» EXERCISE GOAL: Your copy should repeat the data that follows exactly and contain no image.

» App and web page records:
★ ★ ★ ★ ★ ★ ★

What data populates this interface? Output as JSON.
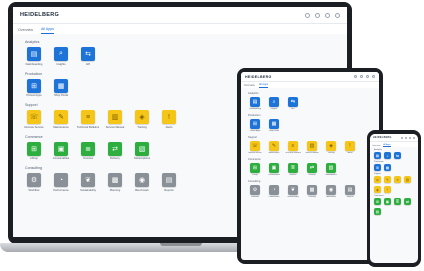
{
  "app": {
    "logo_text": "HEIDELBERG",
    "tabs": [
      {
        "label": "Overview",
        "active": false
      },
      {
        "label": "All Apps",
        "active": true
      }
    ],
    "topbar_icons": [
      "help-icon",
      "user-icon",
      "settings-icon",
      "menu-icon"
    ]
  },
  "sections": [
    {
      "title": "Analytics",
      "color": "#1d73d8",
      "tiles": [
        {
          "label": "Dashboarding",
          "icon": "chart-icon"
        },
        {
          "label": "Insights",
          "icon": "magnifier-icon"
        },
        {
          "label": "API",
          "icon": "api-icon"
        }
      ]
    },
    {
      "title": "Production",
      "color": "#1d73d8",
      "tiles": [
        {
          "label": "Prinect Apps",
          "icon": "cart-icon"
        },
        {
          "label": "Shop Portal",
          "icon": "calendar-icon"
        }
      ]
    },
    {
      "title": "Support",
      "color": "#f5c518",
      "tiles": [
        {
          "label": "Remote Service",
          "icon": "support-icon"
        },
        {
          "label": "Maintenance",
          "icon": "wrench-icon"
        },
        {
          "label": "Technical Bulletins",
          "icon": "bulletin-icon"
        },
        {
          "label": "Service Manual",
          "icon": "manual-icon"
        },
        {
          "label": "Training",
          "icon": "training-icon"
        },
        {
          "label": "Alerts",
          "icon": "alert-icon"
        }
      ]
    },
    {
      "title": "Commerce",
      "color": "#2eae3f",
      "tiles": [
        {
          "label": "eShop",
          "icon": "shop-icon"
        },
        {
          "label": "Consumables",
          "icon": "box-icon"
        },
        {
          "label": "Invoices",
          "icon": "invoice-icon"
        },
        {
          "label": "Delivery",
          "icon": "truck-icon"
        },
        {
          "label": "Subscriptions",
          "icon": "subscription-icon"
        }
      ]
    },
    {
      "title": "Consulting",
      "color": "#8a9097",
      "tiles": [
        {
          "label": "Workflow",
          "icon": "workflow-icon"
        },
        {
          "label": "Performance",
          "icon": "gauge-icon"
        },
        {
          "label": "Sustainability",
          "icon": "leaf-icon"
        },
        {
          "label": "Planning",
          "icon": "plan-icon"
        },
        {
          "label": "Benchmark",
          "icon": "benchmark-icon"
        },
        {
          "label": "Reports",
          "icon": "report-icon"
        }
      ]
    }
  ]
}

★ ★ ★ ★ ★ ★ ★

» ANSWER TO THIS EXERCISE:
What data populates this interface? Output as JSON.
{
  "app": {
    "logo_text": "HEIDELBERG",
    "tabs": [
      {
        "label": "Overview",
        "active": false
      },
      {
        "label": "All Apps",
        "active": true
      }
    ],
    "topbar_icons": [
      "help-icon",
      "user-icon",
      "settings-icon",
      "menu-icon"
    ]
  },
  "sections": [
    {
      "title": "Analytics",
      "color": "#1d73d8",
      "tiles": [
        {
          "label": "Dashboarding",
          "icon": "chart-icon"
        },
        {
          "label": "Insights",
          "icon": "magnifier-icon"
        },
        {
          "label": "API",
          "icon": "api-icon"
        }
      ]
    },
    {
      "title": "Production",
      "color": "#1d73d8",
      "tiles": [
        {
          "label": "Prinect Apps",
          "icon": "cart-icon"
        },
        {
          "label": "Shop Portal",
          "icon": "calendar-icon"
        }
      ]
    },
    {
      "title": "Support",
      "color": "#f5c518",
      "tiles": [
        {
          "label": "Remote Service",
          "icon": "support-icon"
        },
        {
          "label": "Maintenance",
          "icon": "wrench-icon"
        },
        {
          "label": "Technical Bulletins",
          "icon": "bulletin-icon"
        },
        {
          "label": "Service Manual",
          "icon": "manual-icon"
        },
        {
          "label": "Training",
          "icon": "training-icon"
        },
        {
          "label": "Alerts",
          "icon": "alert-icon"
        }
      ]
    },
    {
      "title": "Commerce",
      "color": "#2eae3f",
      "tiles": [
        {
          "label": "eShop",
          "icon": "shop-icon"
        },
        {
          "label": "Consumables",
          "icon": "box-icon"
        },
        {
          "label": "Invoices",
          "icon": "invoice-icon"
        },
        {
          "label": "Delivery",
          "icon": "truck-icon"
        },
        {
          "label": "Subscriptions",
          "icon": "subscription-icon"
        }
      ]
    },
    {
      "title": "Consulting",
      "color": "#8a9097",
      "tiles": [
        {
          "label": "Workflow",
          "icon": "workflow-icon"
        },
        {
          "label": "Performance",
          "icon": "gauge-icon"
        },
        {
          "label": "Sustainability",
          "icon": "leaf-icon"
        },
        {
          "label": "Planning",
          "icon": "plan-icon"
        },
        {
          "label": "Benchmark",
          "icon": "benchmark-icon"
        },
        {
          "label": "Reports",
          "icon": "report-icon"
        }
      ]
    }
  ]
}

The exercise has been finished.